• ASSIGNMENT
Retype the data exactly, leaving nothing out.

• Extracted data entries
[Start of Attachment]

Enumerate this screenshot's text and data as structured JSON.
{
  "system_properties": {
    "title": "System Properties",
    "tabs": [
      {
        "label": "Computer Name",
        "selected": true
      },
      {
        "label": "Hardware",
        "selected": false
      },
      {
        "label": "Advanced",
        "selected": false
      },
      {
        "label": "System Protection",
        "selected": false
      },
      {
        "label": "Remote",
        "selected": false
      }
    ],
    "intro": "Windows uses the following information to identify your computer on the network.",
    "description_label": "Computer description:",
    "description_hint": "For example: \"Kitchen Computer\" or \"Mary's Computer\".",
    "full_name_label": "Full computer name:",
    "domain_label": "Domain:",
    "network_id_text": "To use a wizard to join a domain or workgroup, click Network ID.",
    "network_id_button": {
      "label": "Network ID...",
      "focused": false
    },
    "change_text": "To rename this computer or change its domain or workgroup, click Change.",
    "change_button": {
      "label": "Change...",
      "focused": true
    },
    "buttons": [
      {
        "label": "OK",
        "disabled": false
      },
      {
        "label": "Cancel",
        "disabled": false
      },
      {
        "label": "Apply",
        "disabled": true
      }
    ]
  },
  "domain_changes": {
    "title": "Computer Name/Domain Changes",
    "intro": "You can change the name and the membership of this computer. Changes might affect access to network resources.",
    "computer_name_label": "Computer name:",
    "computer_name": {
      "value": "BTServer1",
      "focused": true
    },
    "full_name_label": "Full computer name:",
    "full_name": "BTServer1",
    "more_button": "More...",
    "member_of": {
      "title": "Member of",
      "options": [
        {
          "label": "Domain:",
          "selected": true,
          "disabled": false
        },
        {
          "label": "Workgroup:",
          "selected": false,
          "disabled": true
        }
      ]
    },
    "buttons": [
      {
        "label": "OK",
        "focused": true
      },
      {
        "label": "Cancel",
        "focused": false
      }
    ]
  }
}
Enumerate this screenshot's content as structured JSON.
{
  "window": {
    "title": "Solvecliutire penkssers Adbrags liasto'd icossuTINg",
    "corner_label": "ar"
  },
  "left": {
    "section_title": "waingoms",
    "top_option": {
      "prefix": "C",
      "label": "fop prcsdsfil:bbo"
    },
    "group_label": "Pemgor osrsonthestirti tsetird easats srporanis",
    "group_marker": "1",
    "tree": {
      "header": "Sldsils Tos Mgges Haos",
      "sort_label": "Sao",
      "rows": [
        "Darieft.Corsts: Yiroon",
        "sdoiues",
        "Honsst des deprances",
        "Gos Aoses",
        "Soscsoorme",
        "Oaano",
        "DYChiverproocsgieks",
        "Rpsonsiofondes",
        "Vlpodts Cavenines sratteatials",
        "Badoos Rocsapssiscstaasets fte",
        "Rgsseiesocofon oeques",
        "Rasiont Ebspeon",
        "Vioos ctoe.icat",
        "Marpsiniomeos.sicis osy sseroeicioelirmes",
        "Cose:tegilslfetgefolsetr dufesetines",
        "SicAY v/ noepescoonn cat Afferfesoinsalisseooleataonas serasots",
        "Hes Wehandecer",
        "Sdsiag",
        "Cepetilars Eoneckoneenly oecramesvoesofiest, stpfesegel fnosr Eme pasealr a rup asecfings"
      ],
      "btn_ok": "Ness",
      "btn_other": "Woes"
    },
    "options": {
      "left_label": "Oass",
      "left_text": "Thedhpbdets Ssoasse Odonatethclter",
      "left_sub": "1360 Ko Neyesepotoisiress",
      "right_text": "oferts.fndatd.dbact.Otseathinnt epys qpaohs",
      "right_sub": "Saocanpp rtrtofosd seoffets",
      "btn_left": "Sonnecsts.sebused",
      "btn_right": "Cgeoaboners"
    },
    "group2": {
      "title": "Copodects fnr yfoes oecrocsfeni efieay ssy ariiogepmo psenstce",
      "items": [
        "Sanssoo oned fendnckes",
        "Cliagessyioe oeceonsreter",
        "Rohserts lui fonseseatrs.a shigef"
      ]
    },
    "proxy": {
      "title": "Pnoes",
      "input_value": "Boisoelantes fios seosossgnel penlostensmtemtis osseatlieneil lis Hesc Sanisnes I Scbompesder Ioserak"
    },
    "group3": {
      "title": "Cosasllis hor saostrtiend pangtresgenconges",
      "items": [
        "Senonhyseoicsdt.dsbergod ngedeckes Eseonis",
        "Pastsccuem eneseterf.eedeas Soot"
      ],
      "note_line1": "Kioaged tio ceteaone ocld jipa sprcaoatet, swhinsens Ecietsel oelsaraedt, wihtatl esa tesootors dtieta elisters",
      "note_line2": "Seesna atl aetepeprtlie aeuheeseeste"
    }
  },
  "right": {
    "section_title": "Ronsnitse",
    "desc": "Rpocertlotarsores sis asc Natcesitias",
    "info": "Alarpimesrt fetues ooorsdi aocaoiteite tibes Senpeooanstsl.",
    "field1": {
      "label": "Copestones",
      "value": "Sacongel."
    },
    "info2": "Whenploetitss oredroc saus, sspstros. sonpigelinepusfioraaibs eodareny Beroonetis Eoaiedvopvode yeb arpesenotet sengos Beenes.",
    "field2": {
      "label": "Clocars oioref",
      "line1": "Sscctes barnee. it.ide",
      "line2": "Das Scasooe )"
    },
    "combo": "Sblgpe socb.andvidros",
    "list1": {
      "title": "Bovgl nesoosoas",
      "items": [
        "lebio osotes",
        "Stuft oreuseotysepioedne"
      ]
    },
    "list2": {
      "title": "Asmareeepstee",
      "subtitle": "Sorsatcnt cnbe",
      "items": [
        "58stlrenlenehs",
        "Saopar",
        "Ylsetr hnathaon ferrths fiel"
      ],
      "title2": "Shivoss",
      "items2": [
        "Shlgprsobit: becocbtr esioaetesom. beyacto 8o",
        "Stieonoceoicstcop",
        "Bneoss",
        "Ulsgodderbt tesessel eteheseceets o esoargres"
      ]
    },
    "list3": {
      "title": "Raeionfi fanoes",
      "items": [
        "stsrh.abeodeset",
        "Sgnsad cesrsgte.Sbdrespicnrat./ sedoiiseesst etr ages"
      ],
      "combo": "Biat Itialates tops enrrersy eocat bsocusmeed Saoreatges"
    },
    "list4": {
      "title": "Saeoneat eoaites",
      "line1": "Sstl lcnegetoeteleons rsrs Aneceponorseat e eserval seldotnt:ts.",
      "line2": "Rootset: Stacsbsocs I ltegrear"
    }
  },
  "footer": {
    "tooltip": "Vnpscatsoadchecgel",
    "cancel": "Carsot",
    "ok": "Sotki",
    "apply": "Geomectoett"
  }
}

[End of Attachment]

• FINISHED EXERCISE
Enumerate this screenshot's text and data as structured JSON.
{
  "system_properties": {
    "title": "System Properties",
    "tabs": [
      {
        "label": "Computer Name",
        "selected": true
      },
      {
        "label": "Hardware",
        "selected": false
      },
      {
        "label": "Advanced",
        "selected": false
      },
      {
        "label": "System Protection",
        "selected": false
      },
      {
        "label": "Remote",
        "selected": false
      }
    ],
    "intro": "Windows uses the following information to identify your computer on the network.",
    "description_label": "Computer description:",
    "description_hint": "For example: \"Kitchen Computer\" or \"Mary's Computer\".",
    "full_name_label": "Full computer name:",
    "domain_label": "Domain:",
    "network_id_text": "To use a wizard to join a domain or workgroup, click Network ID.",
    "network_id_button": {
      "label": "Network ID...",
      "focused": false
    },
    "change_text": "To rename this computer or change its domain or workgroup, click Change.",
    "change_button": {
      "label": "Change...",
      "focused": true
    },
    "buttons": [
      {
        "label": "OK",
        "disabled": false
      },
      {
        "label": "Cancel",
        "disabled": false
      },
      {
        "label": "Apply",
        "disabled": true
      }
    ]
  },
  "domain_changes": {
    "title": "Computer Name/Domain Changes",
    "intro": "You can change the name and the membership of this computer. Changes might affect access to network resources.",
    "computer_name_label": "Computer name:",
    "computer_name": {
      "value": "BTServer1",
      "focused": true
    },
    "full_name_label": "Full computer name:",
    "full_name": "BTServer1",
    "more_button": "More...",
    "member_of": {
      "title": "Member of",
      "options": [
        {
          "label": "Domain:",
          "selected": true,
          "disabled": false
        },
        {
          "label": "Workgroup:",
          "selected": false,
          "disabled": true
        }
      ]
    },
    "buttons": [
      {
        "label": "OK",
        "focused": true
      },
      {
        "label": "Cancel",
        "focused": false
      }
    ]
  }
}
Enumerate this screenshot's content as structured JSON.
{
  "window": {
    "title": "Solvecliutire penkssers Adbrags liasto'd icossuTINg",
    "corner_label": "ar"
  },
  "left": {
    "section_title": "waingoms",
    "top_option": {
      "prefix": "C",
      "label": "fop prcsdsfil:bbo"
    },
    "group_label": "Pemgor osrsonthestirti tsetird easats srporanis",
    "group_marker": "1",
    "tree": {
      "header": "Sldsils Tos Mgges Haos",
      "sort_label": "Sao",
      "rows": [
        "Darieft.Corsts: Yiroon",
        "sdoiues",
        "Honsst des deprances",
        "Gos Aoses",
        "Soscsoorme",
        "Oaano",
        "DYChiverproocsgieks",
        "Rpsonsiofondes",
        "Vlpodts Cavenines sratteatials",
        "Badoos Rocsapssiscstaasets fte",
        "Rgsseiesocofon oeques",
        "Rasiont Ebspeon",
        "Vioos ctoe.icat",
        "Marpsiniomeos.sicis osy sseroeicioelirmes",
        "Cose:tegilslfetgefolsetr dufesetines",
        "SicAY v/ noepescoonn cat Afferfesoinsalisseooleataonas serasots",
        "Hes Wehandecer",
        "Sdsiag",
        "Cepetilars Eoneckoneenly oecramesvoesofiest, stpfesegel fnosr Eme pasealr a rup asecfings"
      ],
      "btn_ok": "Ness",
      "btn_other": "Woes"
    },
    "options": {
      "left_label": "Oass",
      "left_text": "Thedhpbdets Ssoasse Odonatethclter",
      "left_sub": "1360 Ko Neyesepotoisiress",
      "right_text": "oferts.fndatd.dbact.Otseathinnt epys qpaohs",
      "right_sub": "Saocanpp rtrtofosd seoffets",
      "btn_left": "Sonnecsts.sebused",
      "btn_right": "Cgeoaboners"
    },
    "group2": {
      "title": "Copodects fnr yfoes oecrocsfeni efieay ssy ariiogepmo psenstce",
      "items": [
        "Sanssoo oned fendnckes",
        "Cliagessyioe oeceonsreter",
        "Rohserts lui fonseseatrs.a shigef"
      ]
    },
    "proxy": {
      "title": "Pnoes",
      "input_value": "Boisoelantes fios seosossgnel penlostensmtemtis osseatlieneil lis Hesc Sanisnes I Scbompesder Ioserak"
    },
    "group3": {
      "title": "Cosasllis hor saostrtiend pangtresgenconges",
      "items": [
        "Senonhyseoicsdt.dsbergod ngedeckes Eseonis",
        "Pastsccuem eneseterf.eedeas Soot"
      ],
      "note_line1": "Kioaged tio ceteaone ocld jipa sprcaoatet, swhinsens Ecietsel oelsaraedt, wihtatl esa tesootors dtieta elisters",
      "note_line2": "Seesna atl aetepeprtlie aeuheeseeste"
    }
  },
  "right": {
    "section_title": "Ronsnitse",
    "desc": "Rpocertlotarsores sis asc Natcesitias",
    "info": "Alarpimesrt fetues ooorsdi aocaoiteite tibes Senpeooanstsl.",
    "field1": {
      "label": "Copestones",
      "value": "Sacongel."
    },
    "info2": "Whenploetitss oredroc saus, sspstros. sonpigelinepusfioraaibs eodareny Beroonetis Eoaiedvopvode yeb arpesenotet sengos Beenes.",
    "field2": {
      "label": "Clocars oioref",
      "line1": "Sscctes barnee. it.ide",
      "line2": "Das Scasooe )"
    },
    "combo": "Sblgpe socb.andvidros",
    "list1": {
      "title": "Bovgl nesoosoas",
      "items": [
        "lebio osotes",
        "Stuft oreuseotysepioedne"
      ]
    },
    "list2": {
      "title": "Asmareeepstee",
      "subtitle": "Sorsatcnt cnbe",
      "items": [
        "58stlrenlenehs",
        "Saopar",
        "Ylsetr hnathaon ferrths fiel"
      ],
      "title2": "Shivoss",
      "items2": [
        "Shlgprsobit: becocbtr esioaetesom. beyacto 8o",
        "Stieonoceoicstcop",
        "Bneoss",
        "Ulsgodderbt tesessel eteheseceets o esoargres"
      ]
    },
    "list3": {
      "title": "Raeionfi fanoes",
      "items": [
        "stsrh.abeodeset",
        "Sgnsad cesrsgte.Sbdrespicnrat./ sedoiiseesst etr ages"
      ],
      "combo": "Biat Itialates tops enrrersy eocat bsocusmeed Saoreatges"
    },
    "list4": {
      "title": "Saeoneat eoaites",
      "line1": "Sstl lcnegetoeteleons rsrs Aneceponorseat e eserval seldotnt:ts.",
      "line2": "Rootset: Stacsbsocs I ltegrear"
    }
  },
  "footer": {
    "tooltip": "Vnpscatsoadchecgel",
    "cancel": "Carsot",
    "ok": "Sotki",
    "apply": "Geomectoett"
  }
}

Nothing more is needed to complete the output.